▶ YOUR INSTRUCTIONS
In your reply, print every line of the listing exactly and omit all images.

______________________________

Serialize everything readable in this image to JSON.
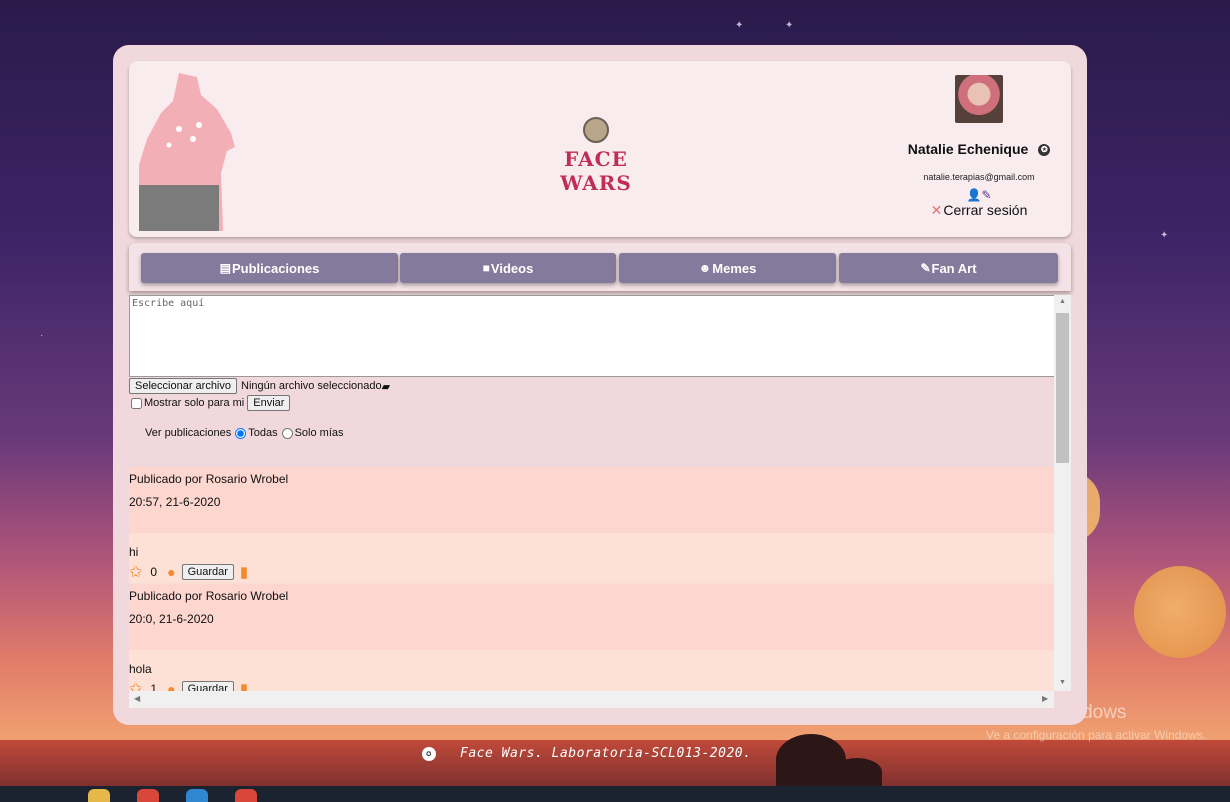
{
  "header": {
    "logo_text": "FACE WARS",
    "user_name": "Natalie Echenique",
    "email": "natalie.terapias@gmail.com",
    "logout_label": "Cerrar sesión"
  },
  "nav": {
    "tabs": [
      {
        "label": "Publicaciones"
      },
      {
        "label": "Videos"
      },
      {
        "label": "Memes"
      },
      {
        "label": "Fan Art"
      }
    ]
  },
  "composer": {
    "placeholder": "Escribe aquí",
    "file_button": "Seleccionar archivo",
    "file_status": "Ningún archivo seleccionado",
    "private_label": "Mostrar solo para mi",
    "send_button": "Enviar"
  },
  "filter": {
    "label": "Ver publicaciones",
    "option_all": "Todas",
    "option_mine": "Solo mías",
    "selected": "Todas"
  },
  "posts": [
    {
      "author": "Publicado por Rosario Wrobel",
      "date": "20:57, 21-6-2020",
      "text": "hi",
      "likes": "0",
      "save_label": "Guardar"
    },
    {
      "author": "Publicado por Rosario Wrobel",
      "date": "20:0, 21-6-2020",
      "text": "hola",
      "likes": "1",
      "save_label": "Guardar"
    }
  ],
  "footer": {
    "text": "Face Wars. Laboratoria-SCL013-2020."
  },
  "watermark": {
    "title": "Activar Windows",
    "subtitle": "Ve a configuración para activar Windows."
  },
  "colors": {
    "tab_bg": "#847a9c",
    "accent_orange": "#f08a2a",
    "logo_red": "#c02d55"
  }
}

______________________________

▶ EXPECTED OUTPUT
Serialize everything readable in this image to JSON.
{
  "header": {
    "logo_text": "FACE WARS",
    "user_name": "Natalie Echenique",
    "email": "natalie.terapias@gmail.com",
    "logout_label": "Cerrar sesión"
  },
  "nav": {
    "tabs": [
      {
        "label": "Publicaciones"
      },
      {
        "label": "Videos"
      },
      {
        "label": "Memes"
      },
      {
        "label": "Fan Art"
      }
    ]
  },
  "composer": {
    "placeholder": "Escribe aquí",
    "file_button": "Seleccionar archivo",
    "file_status": "Ningún archivo seleccionado",
    "private_label": "Mostrar solo para mi",
    "send_button": "Enviar"
  },
  "filter": {
    "label": "Ver publicaciones",
    "option_all": "Todas",
    "option_mine": "Solo mías",
    "selected": "Todas"
  },
  "posts": [
    {
      "author": "Publicado por Rosario Wrobel",
      "date": "20:57, 21-6-2020",
      "text": "hi",
      "likes": "0",
      "save_label": "Guardar"
    },
    {
      "author": "Publicado por Rosario Wrobel",
      "date": "20:0, 21-6-2020",
      "text": "hola",
      "likes": "1",
      "save_label": "Guardar"
    }
  ],
  "footer": {
    "text": "Face Wars. Laboratoria-SCL013-2020."
  },
  "watermark": {
    "title": "Activar Windows",
    "subtitle": "Ve a configuración para activar Windows."
  },
  "colors": {
    "tab_bg": "#847a9c",
    "accent_orange": "#f08a2a",
    "logo_red": "#c02d55"
  }
}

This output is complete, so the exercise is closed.